Africa expressed concern that the draconian and oppressive law will be used to try and hinder IBON’s research, education and advocacy work.

The CHR first inspected IBON premises in November 2019 after a reported imminent police operation on its building.

It confirmed the absence of anything illegal, irregular, or prohibited on the premises.

IBON is among many non-government organizations actively red-tagged by the National Task Force to End Local Communism and Armed Conflict (NTF-ELCAC) since late 2018. 

The group has repeatedly refuted allegations by the government task force that it supports terrorism.

The IBON building also houses AlterMidya and IBON International who are also targets of government harassment and red-tagging.

Last February, IBON lodged a complaint at the Office of the Ombudsman against NTF-ELCAC officials: National Security Adviser Hermogenes Esperon; Armed Forces of the Philippines Deputy Chief of Operations Brigadier General Antonio Parlade; and Presidential Communications and Operations Office secretary Lorraine Badoy. This was for their malicious and baseless red-tagging of IBON since 2018.

IBON said that it supports petitions against the Anti-Terrorism Law filed at the Supreme Court.

The law must be declared unconstitutional for being overly vague in its definition of terrorism. It gives room to target economic, social, cultural, civil and political rights defenders and in doing so undermines prospects for economic democracy, human rights and social justice.
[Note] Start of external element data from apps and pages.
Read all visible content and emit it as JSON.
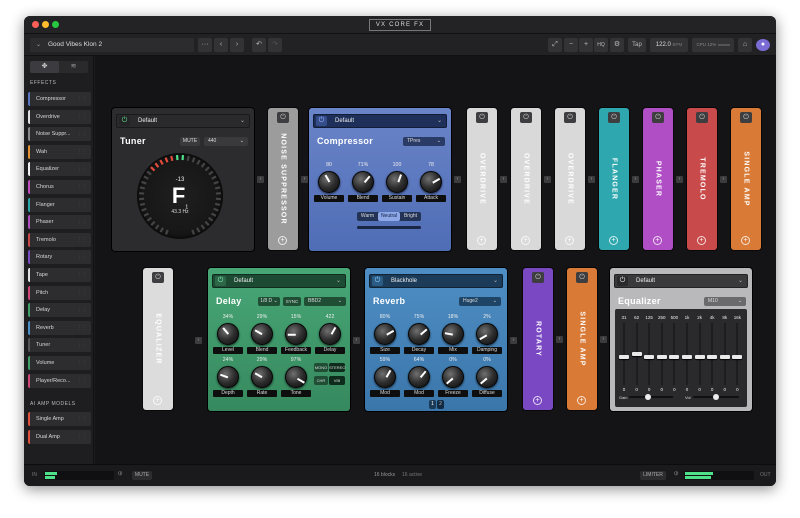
{
  "window": {
    "title": "VX CORE FX"
  },
  "toolbar": {
    "preset_name": "Good Vibes Klon 2",
    "more": "···",
    "prev": "‹",
    "next": "›",
    "undo": "↶",
    "redo": "↷",
    "minus": "−",
    "plus": "+",
    "hq": "HQ",
    "tap": "Tap",
    "tempo": "122.0",
    "tempo_unit": "BPM",
    "cpu": "12%"
  },
  "sidebar": {
    "effects_heading": "EFFECTS",
    "effects": [
      {
        "label": "Compressor",
        "color": "#5a76c2"
      },
      {
        "label": "Overdrive",
        "color": "#e0e0e0"
      },
      {
        "label": "Noise Suppr...",
        "color": "#8a8a8a"
      },
      {
        "label": "Wah",
        "color": "#e39132"
      },
      {
        "label": "Equalizer",
        "color": "#f0f0f0"
      },
      {
        "label": "Chorus",
        "color": "#c04dc0"
      },
      {
        "label": "Flanger",
        "color": "#2aa8a8"
      },
      {
        "label": "Phaser",
        "color": "#b24fc0"
      },
      {
        "label": "Tremolo",
        "color": "#c8484a"
      },
      {
        "label": "Rotary",
        "color": "#7a4cc4"
      },
      {
        "label": "Tape",
        "color": "#e0e0e0"
      },
      {
        "label": "Pitch",
        "color": "#d0457a"
      },
      {
        "label": "Delay",
        "color": "#3ea066"
      },
      {
        "label": "Reverb",
        "color": "#4a90c8"
      },
      {
        "label": "Tuner",
        "color": "#555555"
      },
      {
        "label": "Volume",
        "color": "#3ea066"
      },
      {
        "label": "Player/Reco...",
        "color": "#d0457a"
      }
    ],
    "amp_heading": "AI AMP MODELS",
    "amps": [
      {
        "label": "Single Amp",
        "color": "#e0503c"
      },
      {
        "label": "Dual Amp",
        "color": "#e0503c"
      }
    ]
  },
  "row1": {
    "tuner": {
      "preset": "Default",
      "title": "Tuner",
      "mute": "MUTE",
      "ref": "440",
      "cents": "-13",
      "note": "F",
      "octave": "1",
      "freq": "43.3 Hz"
    },
    "strips_a": [
      {
        "label": "NOISE SUPPRESSOR",
        "color": "#9c9c9c",
        "text": "#ffffff"
      }
    ],
    "compressor": {
      "preset": "Default",
      "title": "Compressor",
      "model": "TPres",
      "knobs": [
        {
          "value": "80",
          "label": "Volume",
          "rot": -30
        },
        {
          "value": "71%",
          "label": "Blend",
          "rot": 40
        },
        {
          "value": "100",
          "label": "Sustain",
          "rot": 20
        },
        {
          "value": "78",
          "label": "Attack",
          "rot": 60
        }
      ],
      "modes": [
        "Warm",
        "Neutral",
        "Bright"
      ],
      "active_mode": "Neutral"
    },
    "strips_b": [
      {
        "label": "OVERDRIVE",
        "color": "#d9d9d9",
        "text": "#ffffff"
      },
      {
        "label": "OVERDRIVE",
        "color": "#d9d9d9",
        "text": "#ffffff"
      },
      {
        "label": "OVERDRIVE",
        "color": "#d9d9d9",
        "text": "#ffffff"
      },
      {
        "label": "FLANGER",
        "color": "#2ea8ae",
        "text": "#ffffff"
      },
      {
        "label": "PHASER",
        "color": "#b04ec6",
        "text": "#ffffff"
      },
      {
        "label": "TREMOLO",
        "color": "#c94a4a",
        "text": "#ffffff"
      },
      {
        "label": "SINGLE AMP",
        "color": "#d97a36",
        "text": "#ffffff"
      }
    ]
  },
  "row2": {
    "strip_eq": {
      "label": "EQUALIZER",
      "color": "#dcdcdc",
      "text": "#ffffff"
    },
    "delay": {
      "preset": "Default",
      "title": "Delay",
      "division": "1/8 D",
      "sync": "SYNC",
      "model": "BBD2",
      "knobs": [
        {
          "value": "34%",
          "label": "Level",
          "rot": -40
        },
        {
          "value": "29%",
          "label": "Blend",
          "rot": -60
        },
        {
          "value": "15%",
          "label": "Feedback",
          "rot": -90
        },
        {
          "value": "422",
          "label": "Delay",
          "rot": 30
        },
        {
          "value": "24%",
          "label": "Depth",
          "rot": -70
        },
        {
          "value": "29%",
          "label": "Rate",
          "rot": -60
        },
        {
          "value": "97%",
          "label": "Tone",
          "rot": 120
        }
      ],
      "mono": "MONO",
      "stereo": "STEREO",
      "chr": "CHR",
      "vib": "VIB"
    },
    "reverb": {
      "preset": "Blackhole",
      "title": "Reverb",
      "model": "Huge2",
      "knobs": [
        {
          "value": "80%",
          "label": "Size",
          "rot": 60
        },
        {
          "value": "75%",
          "label": "Decay",
          "rot": 50
        },
        {
          "value": "18%",
          "label": "Mix",
          "rot": -80
        },
        {
          "value": "2%",
          "label": "Damping",
          "rot": -120
        },
        {
          "value": "59%",
          "label": "Mod",
          "rot": 30
        },
        {
          "value": "64%",
          "label": "Mod",
          "rot": 40
        },
        {
          "value": "0%",
          "label": "Freeze",
          "rot": -130
        },
        {
          "value": "0%",
          "label": "Diffuse",
          "rot": -130
        }
      ],
      "pages": [
        "1",
        "2"
      ]
    },
    "strips": [
      {
        "label": "ROTARY",
        "color": "#7b48c4",
        "text": "#ffffff"
      },
      {
        "label": "SINGLE AMP",
        "color": "#d97a36",
        "text": "#ffffff"
      }
    ],
    "equalizer": {
      "preset": "Default",
      "title": "Equalizer",
      "model": "M10",
      "bands": [
        {
          "f": "31",
          "lvl": 0.45
        },
        {
          "f": "62",
          "lvl": 0.5
        },
        {
          "f": "125",
          "lvl": 0.45
        },
        {
          "f": "250",
          "lvl": 0.45
        },
        {
          "f": "500",
          "lvl": 0.45
        },
        {
          "f": "1k",
          "lvl": 0.45
        },
        {
          "f": "2k",
          "lvl": 0.45
        },
        {
          "f": "4k",
          "lvl": 0.45
        },
        {
          "f": "8k",
          "lvl": 0.45
        },
        {
          "f": "16k",
          "lvl": 0.45
        }
      ],
      "values": [
        "0",
        "0",
        "0",
        "0",
        "0",
        "0",
        "0",
        "0",
        "0",
        "0"
      ],
      "gain_label": "Gain",
      "vol_label": "Vol"
    }
  },
  "status": {
    "mute": "MUTE",
    "blocks": "16 blocks",
    "active": "16 active",
    "limiter": "LIMITER",
    "in_label": "IN",
    "out_label": "OUT"
  }
}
These are if anything more crucial than ever at this time of the COVID-19 pandemic, said the group. #